Chronic low water levels in Crescent Pond also limit bird watching, paddling and waterfowl hunting in an area that once was popular with recreationists, Weaver said.

The friends group is securing in-kind contributions and raising $40,000 to donate to the Department of Natural Resources to repair the breaches and install drainage control structures to regulate the pond’s water level and ensure the repairs are permanent.

Weaver said the $40,000 will purchase four large culverts known as Wisconsin tubes and stop blocks to control the flow of water through them.

“It will improve nesting habitat for waterfowl and other wetland species,” said DNR wildlife biologist Tim Thompson, who manages the Hawkeye Wildlife Management Area, which covers more than 13,000 acres along the Iowa River.

Thompson said the DNR has long contemplated the repairs, but never had funds available for the project.

“If we were doing it ourselves without the friends, it would still be a long way down the road,” he said.

Many bird enthusiasts became familiar with the vacated Green Castle Road last summer when two swallow-tailed kites, extremely rare visitors to Iowa, showed up at the pond.

In only a modest exaggeration of the scope of the attraction, DNR employee Tom Billerbeck, who first spotted the magnificent birds, said: “Most of the birders in Iowa saw them.”

Billerbeck said sandhill cranes have for several years been observed on or near Crescent Pond.

“We saw the pair with a young one last summer,” he said,

Weaver said two of the most substantial in-kind contributions have come from Charlie Rohde of King’s Material, which is donating riprap to armor the repaired road to prevent future erosion; and from M and K Dust Control, which is donating labor and equipment for the extensive excavations entailed in the project.

“Somebody needs to step up and do the right thing for wildlife habitat.
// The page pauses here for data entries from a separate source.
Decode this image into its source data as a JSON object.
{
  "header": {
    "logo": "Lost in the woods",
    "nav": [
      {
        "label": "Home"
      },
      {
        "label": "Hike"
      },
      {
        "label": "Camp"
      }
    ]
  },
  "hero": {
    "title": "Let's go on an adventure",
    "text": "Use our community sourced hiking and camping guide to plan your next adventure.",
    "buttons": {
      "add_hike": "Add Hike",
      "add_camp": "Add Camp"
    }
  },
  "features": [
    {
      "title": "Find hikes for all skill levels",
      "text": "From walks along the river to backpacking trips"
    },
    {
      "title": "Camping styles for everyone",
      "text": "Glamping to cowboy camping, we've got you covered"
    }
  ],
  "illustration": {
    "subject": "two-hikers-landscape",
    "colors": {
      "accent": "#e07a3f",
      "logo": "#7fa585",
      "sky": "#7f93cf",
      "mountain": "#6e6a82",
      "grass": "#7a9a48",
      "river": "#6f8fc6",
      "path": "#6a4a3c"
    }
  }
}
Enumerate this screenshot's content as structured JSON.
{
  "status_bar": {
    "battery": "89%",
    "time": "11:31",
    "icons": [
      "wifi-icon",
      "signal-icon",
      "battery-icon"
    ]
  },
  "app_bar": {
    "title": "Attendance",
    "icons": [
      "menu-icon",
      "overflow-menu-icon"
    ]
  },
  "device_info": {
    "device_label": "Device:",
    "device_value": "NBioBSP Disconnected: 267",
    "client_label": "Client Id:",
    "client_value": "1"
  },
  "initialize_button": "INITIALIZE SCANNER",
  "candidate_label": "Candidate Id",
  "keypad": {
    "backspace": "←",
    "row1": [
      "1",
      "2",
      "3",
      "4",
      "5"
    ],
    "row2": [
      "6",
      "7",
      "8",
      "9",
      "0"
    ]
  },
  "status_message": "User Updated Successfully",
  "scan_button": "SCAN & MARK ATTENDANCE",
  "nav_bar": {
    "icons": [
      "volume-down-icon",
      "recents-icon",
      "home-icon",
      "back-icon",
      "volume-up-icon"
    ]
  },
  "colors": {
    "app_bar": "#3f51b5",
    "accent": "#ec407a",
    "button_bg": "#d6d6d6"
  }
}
This will be a great asset for everyone,” said M and K proprietor Fred Meyer.

People wishing to make donations to the project can do so through the friends’ Go-Fund-Me page.
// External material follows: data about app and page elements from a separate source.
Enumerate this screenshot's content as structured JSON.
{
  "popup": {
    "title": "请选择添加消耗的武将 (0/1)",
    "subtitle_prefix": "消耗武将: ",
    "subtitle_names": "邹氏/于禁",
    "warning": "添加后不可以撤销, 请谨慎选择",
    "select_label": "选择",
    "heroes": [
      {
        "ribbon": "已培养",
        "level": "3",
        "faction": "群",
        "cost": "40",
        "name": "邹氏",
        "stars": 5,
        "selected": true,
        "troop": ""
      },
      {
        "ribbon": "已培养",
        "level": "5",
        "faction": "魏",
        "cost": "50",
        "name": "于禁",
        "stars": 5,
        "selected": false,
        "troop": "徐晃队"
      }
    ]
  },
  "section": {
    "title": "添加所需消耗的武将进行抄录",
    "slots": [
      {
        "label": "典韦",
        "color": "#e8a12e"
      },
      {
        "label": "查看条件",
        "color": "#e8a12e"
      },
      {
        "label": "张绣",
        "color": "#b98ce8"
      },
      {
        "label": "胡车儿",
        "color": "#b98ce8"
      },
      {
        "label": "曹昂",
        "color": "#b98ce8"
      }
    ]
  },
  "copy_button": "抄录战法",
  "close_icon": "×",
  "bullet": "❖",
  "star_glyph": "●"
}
CONTINUE READING

MORE Outdoors ARTICLES TO READ NEXT ...

State deer herd managers were pleasantly surprised that the spread of the always fatal chronic wasting disease apparently slowed during the past year.The Department of Natural Resources has recorded 10 positive samples, down from ...

Editor's note: Brandon Caswell has undergraduate degrees in biology, anthropology and geology. He enjoys bird-watching and nature photography. He helps instruct introductory and advanced courses in environmental science and geosci ...

Give us feedback

Have you found an error or omission in our reporting? Tell us here.

Do you have a story idea we should look into? Tell us here.